Recounts the fake news stories, written from 1830 to 1880, about scientific and technological discoveries, and the effect these hoaxes had on readers and their trust in science.
Lynda Walsh explores a provocative era in American history—the proliferation of fake news stories about scientific and technological discoveries from 1830 to 1880. These hoaxes, which fooled thousands of readers, offer a first-hand look at an intriguing guerilla tactic in the historical struggle between arts and sciences in America. Focusing on the hoaxes of Richard Adams Locke, Edgar Allan Poe, Mark Twain, and Dan De Quille, the author combines rhetorical hermeneutics, linguistic pragmatics, and reader-response theory to answer three primary questions: How did the hoaxes work? What were the hoaxers trying to accomplish? And—what is a hoax?

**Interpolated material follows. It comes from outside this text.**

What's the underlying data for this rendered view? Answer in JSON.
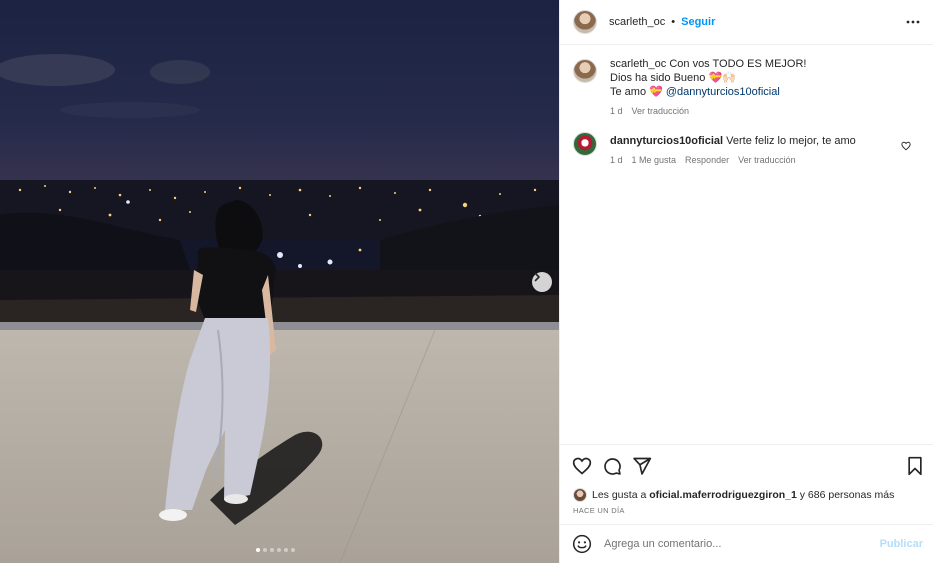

“Its careful examination of contemporary reader reactions to the hoaxes provides concrete evidence for what people actually believed—thus attesting very specifically to the nineteenth-century ‘assumptions about the real world’ that were being ‘called into question’ by the hoaxes … impressively wide range of historical and theoretical resources are brought to bear on these ‘acts of reading.’ All of this is woven into a rich and nuanced account of what we stand to gain—in terms of understanding the past—by taking seriously a handful of little known jests.” — The Edgar Allen Poe Review
“I found the book to be quite informative, not only as a technical exploration concerned with how readers interact with texts that promulgate hoaxes, but also as a work providing helpful glimpses of the emerging roles of science and media in this period.” — Thomas M. Lessl, The University of Georgia
“As Walsh points out, there is no extended analysis of hoaxes in the rhetoric of science, and her book shows how important hoaxes are in understanding the history of professionalized science as it emerged in the United States. The relationship of science and the the public is of utmost importance in science studies, and the author has identified a key source of historical information about this relationship.” — Ellen Barton, coeditor of Discourse Studies in Composition